(Task to complete):
Print each record below character for character.
START Data listing
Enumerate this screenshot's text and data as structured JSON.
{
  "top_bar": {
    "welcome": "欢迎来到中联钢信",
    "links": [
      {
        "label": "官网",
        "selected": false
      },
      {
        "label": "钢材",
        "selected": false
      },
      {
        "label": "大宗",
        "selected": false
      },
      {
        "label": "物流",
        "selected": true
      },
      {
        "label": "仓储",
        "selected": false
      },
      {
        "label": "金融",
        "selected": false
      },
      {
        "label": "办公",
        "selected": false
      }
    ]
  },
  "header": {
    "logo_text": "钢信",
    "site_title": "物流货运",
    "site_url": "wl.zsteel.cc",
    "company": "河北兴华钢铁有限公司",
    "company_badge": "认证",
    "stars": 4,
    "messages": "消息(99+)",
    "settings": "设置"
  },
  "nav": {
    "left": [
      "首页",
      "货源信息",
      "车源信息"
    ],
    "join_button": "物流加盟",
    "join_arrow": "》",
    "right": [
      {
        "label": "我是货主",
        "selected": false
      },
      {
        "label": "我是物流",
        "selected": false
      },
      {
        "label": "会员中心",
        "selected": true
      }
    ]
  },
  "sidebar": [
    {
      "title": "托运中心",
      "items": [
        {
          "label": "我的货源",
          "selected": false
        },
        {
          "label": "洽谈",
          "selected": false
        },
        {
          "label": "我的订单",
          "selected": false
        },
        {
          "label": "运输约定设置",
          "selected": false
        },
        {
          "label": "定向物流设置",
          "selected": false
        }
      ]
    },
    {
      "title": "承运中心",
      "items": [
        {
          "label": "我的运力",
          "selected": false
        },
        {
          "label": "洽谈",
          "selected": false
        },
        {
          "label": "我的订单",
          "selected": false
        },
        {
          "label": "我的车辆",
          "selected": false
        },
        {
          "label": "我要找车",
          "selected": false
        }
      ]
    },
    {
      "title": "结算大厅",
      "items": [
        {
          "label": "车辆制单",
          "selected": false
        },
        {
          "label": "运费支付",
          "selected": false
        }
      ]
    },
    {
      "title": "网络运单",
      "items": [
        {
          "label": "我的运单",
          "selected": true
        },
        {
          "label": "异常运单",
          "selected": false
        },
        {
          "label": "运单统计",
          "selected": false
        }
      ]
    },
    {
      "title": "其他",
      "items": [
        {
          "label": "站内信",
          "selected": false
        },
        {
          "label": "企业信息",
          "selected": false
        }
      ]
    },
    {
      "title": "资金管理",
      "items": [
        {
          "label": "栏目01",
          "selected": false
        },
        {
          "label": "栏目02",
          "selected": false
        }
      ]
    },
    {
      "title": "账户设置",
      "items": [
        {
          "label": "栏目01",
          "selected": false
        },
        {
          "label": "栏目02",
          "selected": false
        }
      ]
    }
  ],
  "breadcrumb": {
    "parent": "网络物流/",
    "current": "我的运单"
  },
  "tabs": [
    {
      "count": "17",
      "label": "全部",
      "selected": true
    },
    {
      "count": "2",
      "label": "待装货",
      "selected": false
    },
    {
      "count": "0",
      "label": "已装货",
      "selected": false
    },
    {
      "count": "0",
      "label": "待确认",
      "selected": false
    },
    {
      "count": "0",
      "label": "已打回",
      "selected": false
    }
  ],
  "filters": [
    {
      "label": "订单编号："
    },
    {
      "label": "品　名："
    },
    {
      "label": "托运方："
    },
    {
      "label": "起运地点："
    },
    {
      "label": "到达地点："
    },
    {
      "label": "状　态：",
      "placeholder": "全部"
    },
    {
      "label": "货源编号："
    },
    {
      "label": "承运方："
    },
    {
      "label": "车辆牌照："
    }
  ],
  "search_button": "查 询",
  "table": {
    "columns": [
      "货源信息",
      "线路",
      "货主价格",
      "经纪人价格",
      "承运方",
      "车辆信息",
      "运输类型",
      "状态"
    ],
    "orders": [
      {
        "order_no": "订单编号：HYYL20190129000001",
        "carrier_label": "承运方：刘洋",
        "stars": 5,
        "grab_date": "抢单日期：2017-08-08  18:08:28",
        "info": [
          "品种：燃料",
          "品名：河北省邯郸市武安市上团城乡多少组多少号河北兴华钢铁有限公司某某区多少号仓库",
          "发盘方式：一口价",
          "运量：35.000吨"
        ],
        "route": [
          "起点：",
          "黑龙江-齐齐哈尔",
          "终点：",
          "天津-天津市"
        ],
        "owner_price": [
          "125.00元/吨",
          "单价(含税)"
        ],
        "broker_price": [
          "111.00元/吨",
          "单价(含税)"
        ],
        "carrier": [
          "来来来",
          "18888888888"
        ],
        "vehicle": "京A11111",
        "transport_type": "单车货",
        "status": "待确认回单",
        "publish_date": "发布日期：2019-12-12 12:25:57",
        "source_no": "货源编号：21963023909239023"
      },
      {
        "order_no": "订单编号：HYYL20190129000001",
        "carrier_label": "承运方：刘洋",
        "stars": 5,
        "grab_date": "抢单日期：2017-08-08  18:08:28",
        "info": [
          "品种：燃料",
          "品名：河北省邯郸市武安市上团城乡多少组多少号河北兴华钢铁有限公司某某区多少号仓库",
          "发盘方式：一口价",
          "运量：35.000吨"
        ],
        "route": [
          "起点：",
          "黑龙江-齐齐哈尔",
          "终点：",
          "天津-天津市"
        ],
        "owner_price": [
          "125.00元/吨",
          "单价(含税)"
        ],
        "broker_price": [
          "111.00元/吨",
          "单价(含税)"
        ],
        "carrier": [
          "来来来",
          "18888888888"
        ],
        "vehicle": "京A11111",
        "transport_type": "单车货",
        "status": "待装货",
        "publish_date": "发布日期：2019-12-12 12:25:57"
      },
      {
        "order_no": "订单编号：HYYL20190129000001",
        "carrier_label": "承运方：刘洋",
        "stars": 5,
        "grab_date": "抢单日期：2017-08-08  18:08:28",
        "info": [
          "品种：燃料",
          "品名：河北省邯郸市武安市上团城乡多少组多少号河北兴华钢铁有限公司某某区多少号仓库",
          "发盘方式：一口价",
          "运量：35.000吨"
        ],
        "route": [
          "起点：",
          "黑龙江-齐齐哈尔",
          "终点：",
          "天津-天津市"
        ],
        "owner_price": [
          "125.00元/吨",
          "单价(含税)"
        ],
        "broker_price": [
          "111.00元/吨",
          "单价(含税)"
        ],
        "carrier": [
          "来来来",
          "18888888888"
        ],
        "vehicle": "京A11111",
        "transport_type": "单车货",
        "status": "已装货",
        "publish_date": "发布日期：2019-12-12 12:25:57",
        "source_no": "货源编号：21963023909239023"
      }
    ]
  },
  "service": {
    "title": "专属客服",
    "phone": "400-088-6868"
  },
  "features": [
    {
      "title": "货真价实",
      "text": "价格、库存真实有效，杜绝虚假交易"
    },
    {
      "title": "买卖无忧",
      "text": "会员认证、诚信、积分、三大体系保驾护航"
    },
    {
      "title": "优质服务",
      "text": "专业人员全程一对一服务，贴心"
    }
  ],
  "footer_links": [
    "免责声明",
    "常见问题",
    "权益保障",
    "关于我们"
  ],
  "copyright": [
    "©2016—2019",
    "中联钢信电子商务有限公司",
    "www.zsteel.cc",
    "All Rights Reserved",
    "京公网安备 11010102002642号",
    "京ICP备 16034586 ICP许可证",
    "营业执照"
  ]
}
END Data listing
(Written solution):
Enumerate this screenshot's text and data as structured JSON.
{
  "top_bar": {
    "welcome": "欢迎来到中联钢信",
    "links": [
      {
        "label": "官网",
        "selected": false
      },
      {
        "label": "钢材",
        "selected": false
      },
      {
        "label": "大宗",
        "selected": false
      },
      {
        "label": "物流",
        "selected": true
      },
      {
        "label": "仓储",
        "selected": false
      },
      {
        "label": "金融",
        "selected": false
      },
      {
        "label": "办公",
        "selected": false
      }
    ]
  },
  "header": {
    "logo_text": "钢信",
    "site_title": "物流货运",
    "site_url": "wl.zsteel.cc",
    "company": "河北兴华钢铁有限公司",
    "company_badge": "认证",
    "stars": 4,
    "messages": "消息(99+)",
    "settings": "设置"
  },
  "nav": {
    "left": [
      "首页",
      "货源信息",
      "车源信息"
    ],
    "join_button": "物流加盟",
    "join_arrow": "》",
    "right": [
      {
        "label": "我是货主",
        "selected": false
      },
      {
        "label": "我是物流",
        "selected": false
      },
      {
        "label": "会员中心",
        "selected": true
      }
    ]
  },
  "sidebar": [
    {
      "title": "托运中心",
      "items": [
        {
          "label": "我的货源",
          "selected": false
        },
        {
          "label": "洽谈",
          "selected": false
        },
        {
          "label": "我的订单",
          "selected": false
        },
        {
          "label": "运输约定设置",
          "selected": false
        },
        {
          "label": "定向物流设置",
          "selected": false
        }
      ]
    },
    {
      "title": "承运中心",
      "items": [
        {
          "label": "我的运力",
          "selected": false
        },
        {
          "label": "洽谈",
          "selected": false
        },
        {
          "label": "我的订单",
          "selected": false
        },
        {
          "label": "我的车辆",
          "selected": false
        },
        {
          "label": "我要找车",
          "selected": false
        }
      ]
    },
    {
      "title": "结算大厅",
      "items": [
        {
          "label": "车辆制单",
          "selected": false
        },
        {
          "label": "运费支付",
          "selected": false
        }
      ]
    },
    {
      "title": "网络运单",
      "items": [
        {
          "label": "我的运单",
          "selected": true
        },
        {
          "label": "异常运单",
          "selected": false
        },
        {
          "label": "运单统计",
          "selected": false
        }
      ]
    },
    {
      "title": "其他",
      "items": [
        {
          "label": "站内信",
          "selected": false
        },
        {
          "label": "企业信息",
          "selected": false
        }
      ]
    },
    {
      "title": "资金管理",
      "items": [
        {
          "label": "栏目01",
          "selected": false
        },
        {
          "label": "栏目02",
          "selected": false
        }
      ]
    },
    {
      "title": "账户设置",
      "items": [
        {
          "label": "栏目01",
          "selected": false
        },
        {
          "label": "栏目02",
          "selected": false
        }
      ]
    }
  ],
  "breadcrumb": {
    "parent": "网络物流/",
    "current": "我的运单"
  },
  "tabs": [
    {
      "count": "17",
      "label": "全部",
      "selected": true
    },
    {
      "count": "2",
      "label": "待装货",
      "selected": false
    },
    {
      "count": "0",
      "label": "已装货",
      "selected": false
    },
    {
      "count": "0",
      "label": "待确认",
      "selected": false
    },
    {
      "count": "0",
      "label": "已打回",
      "selected": false
    }
  ],
  "filters": [
    {
      "label": "订单编号："
    },
    {
      "label": "品　名："
    },
    {
      "label": "托运方："
    },
    {
      "label": "起运地点："
    },
    {
      "label": "到达地点："
    },
    {
      "label": "状　态：",
      "placeholder": "全部"
    },
    {
      "label": "货源编号："
    },
    {
      "label": "承运方："
    },
    {
      "label": "车辆牌照："
    }
  ],
  "search_button": "查 询",
  "table": {
    "columns": [
      "货源信息",
      "线路",
      "货主价格",
      "经纪人价格",
      "承运方",
      "车辆信息",
      "运输类型",
      "状态"
    ],
    "orders": [
      {
        "order_no": "订单编号：HYYL20190129000001",
        "carrier_label": "承运方：刘洋",
        "stars": 5,
        "grab_date": "抢单日期：2017-08-08  18:08:28",
        "info": [
          "品种：燃料",
          "品名：河北省邯郸市武安市上团城乡多少组多少号河北兴华钢铁有限公司某某区多少号仓库",
          "发盘方式：一口价",
          "运量：35.000吨"
        ],
        "route": [
          "起点：",
          "黑龙江-齐齐哈尔",
          "终点：",
          "天津-天津市"
        ],
        "owner_price": [
          "125.00元/吨",
          "单价(含税)"
        ],
        "broker_price": [
          "111.00元/吨",
          "单价(含税)"
        ],
        "carrier": [
          "来来来",
          "18888888888"
        ],
        "vehicle": "京A11111",
        "transport_type": "单车货",
        "status": "待确认回单",
        "publish_date": "发布日期：2019-12-12 12:25:57",
        "source_no": "货源编号：21963023909239023"
      },
      {
        "order_no": "订单编号：HYYL20190129000001",
        "carrier_label": "承运方：刘洋",
        "stars": 5,
        "grab_date": "抢单日期：2017-08-08  18:08:28",
        "info": [
          "品种：燃料",
          "品名：河北省邯郸市武安市上团城乡多少组多少号河北兴华钢铁有限公司某某区多少号仓库",
          "发盘方式：一口价",
          "运量：35.000吨"
        ],
        "route": [
          "起点：",
          "黑龙江-齐齐哈尔",
          "终点：",
          "天津-天津市"
        ],
        "owner_price": [
          "125.00元/吨",
          "单价(含税)"
        ],
        "broker_price": [
          "111.00元/吨",
          "单价(含税)"
        ],
        "carrier": [
          "来来来",
          "18888888888"
        ],
        "vehicle": "京A11111",
        "transport_type": "单车货",
        "status": "待装货",
        "publish_date": "发布日期：2019-12-12 12:25:57"
      },
      {
        "order_no": "订单编号：HYYL20190129000001",
        "carrier_label": "承运方：刘洋",
        "stars": 5,
        "grab_date": "抢单日期：2017-08-08  18:08:28",
        "info": [
          "品种：燃料",
          "品名：河北省邯郸市武安市上团城乡多少组多少号河北兴华钢铁有限公司某某区多少号仓库",
          "发盘方式：一口价",
          "运量：35.000吨"
        ],
        "route": [
          "起点：",
          "黑龙江-齐齐哈尔",
          "终点：",
          "天津-天津市"
        ],
        "owner_price": [
          "125.00元/吨",
          "单价(含税)"
        ],
        "broker_price": [
          "111.00元/吨",
          "单价(含税)"
        ],
        "carrier": [
          "来来来",
          "18888888888"
        ],
        "vehicle": "京A11111",
        "transport_type": "单车货",
        "status": "已装货",
        "publish_date": "发布日期：2019-12-12 12:25:57",
        "source_no": "货源编号：21963023909239023"
      }
    ]
  },
  "service": {
    "title": "专属客服",
    "phone": "400-088-6868"
  },
  "features": [
    {
      "title": "货真价实",
      "text": "价格、库存真实有效，杜绝虚假交易"
    },
    {
      "title": "买卖无忧",
      "text": "会员认证、诚信、积分、三大体系保驾护航"
    },
    {
      "title": "优质服务",
      "text": "专业人员全程一对一服务，贴心"
    }
  ],
  "footer_links": [
    "免责声明",
    "常见问题",
    "权益保障",
    "关于我们"
  ],
  "copyright": [
    "©2016—2019",
    "中联钢信电子商务有限公司",
    "www.zsteel.cc",
    "All Rights Reserved",
    "京公网安备 11010102002642号",
    "京ICP备 16034586 ICP许可证",
    "营业执照"
  ]
}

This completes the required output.